my mind (not an exhaustive list)


What we have focused on in class:

SHMRG
Plainchant and role in church; church role in medieval society
Music as a liberal art
Plainchant as oral tradition
Items of the mass
Stages of notation
Performance styles of chant
Text setting of chant
Modes!
Troubadors and their songs
Structure
Topics
Performance practice versus written artifact
The sound of sacred music versus secular music and supporting evidence
Role of professional musician
Why change chant?
Scholasticism
The stages of organum, its place in the structure of a plainchant and in the
mass
Comparison of polyphony with structures in society (churches, social
structures, church hierarchy, etc.)
Viderunt Omnes path to organum, substitute clausula, and motet
How organum evolves into the motet
Advances in notation associated with organum
Aquitanian polyphony
Notre Dame Polyphony
Aesthetics of polyphony pure intervals, cadences, rhythmic patterns in 3subdivision, repetition of motives
The prevalence of oral composition and oral tradition
Stages of the motet and the stages of notation that accompany them
English sound
Ars Nova versus Ars Antiqua; Ars subtilior, Italian Trecento
Formes fixes
It goes without saying that you should recognize the names and know the
importance of major composers, compositions, treatises, places, etc.

What I have skipped in class (but still important):

Tropes and sequences


Items of the office and the office chants
Other important parts of theory (e.g. Guidonian hand, species, etc.)
Other secular songs
Dances (Estampie, etc.)
Specifics on medieval instruments
Versus and Conductus
Whatever is skipped during week 4

Suggestions for class review:

Timelines create one big timeline in the review session that
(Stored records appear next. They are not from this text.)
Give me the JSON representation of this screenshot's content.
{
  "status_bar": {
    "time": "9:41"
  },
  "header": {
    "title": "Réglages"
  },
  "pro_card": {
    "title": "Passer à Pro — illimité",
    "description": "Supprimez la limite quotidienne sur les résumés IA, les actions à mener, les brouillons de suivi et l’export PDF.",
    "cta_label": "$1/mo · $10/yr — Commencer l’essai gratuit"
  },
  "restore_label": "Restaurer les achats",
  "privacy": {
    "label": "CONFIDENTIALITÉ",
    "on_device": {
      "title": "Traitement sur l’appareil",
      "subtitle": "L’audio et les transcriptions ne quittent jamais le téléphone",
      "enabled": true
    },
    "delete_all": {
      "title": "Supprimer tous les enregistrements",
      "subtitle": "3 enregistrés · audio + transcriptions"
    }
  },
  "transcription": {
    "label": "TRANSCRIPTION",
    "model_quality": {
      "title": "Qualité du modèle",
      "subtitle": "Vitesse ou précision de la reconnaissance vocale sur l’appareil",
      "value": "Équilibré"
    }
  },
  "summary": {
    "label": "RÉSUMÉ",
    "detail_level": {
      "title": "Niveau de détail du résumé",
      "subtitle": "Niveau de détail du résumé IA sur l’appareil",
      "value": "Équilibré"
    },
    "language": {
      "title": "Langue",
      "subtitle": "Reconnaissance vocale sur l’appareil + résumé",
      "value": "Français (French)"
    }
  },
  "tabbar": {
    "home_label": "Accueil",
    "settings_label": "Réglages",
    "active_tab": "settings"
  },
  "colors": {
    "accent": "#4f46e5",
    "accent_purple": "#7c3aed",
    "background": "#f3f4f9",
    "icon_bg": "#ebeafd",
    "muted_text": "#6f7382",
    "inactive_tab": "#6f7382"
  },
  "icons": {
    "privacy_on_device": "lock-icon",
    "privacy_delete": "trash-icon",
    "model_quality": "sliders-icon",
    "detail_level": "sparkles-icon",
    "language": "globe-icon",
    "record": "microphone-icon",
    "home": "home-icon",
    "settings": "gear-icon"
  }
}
includes major treatises, composers, events, stages of notation,
compositions, places of focus (e.g. Notre Dame), etc. thus
synthesizing the information from chapters 2-5 (roughly concurrent)
and adding the 14th century at the end.
Listening and identifying the style characteristics (through SHMRG)
that lead to style, time period, place, composer, context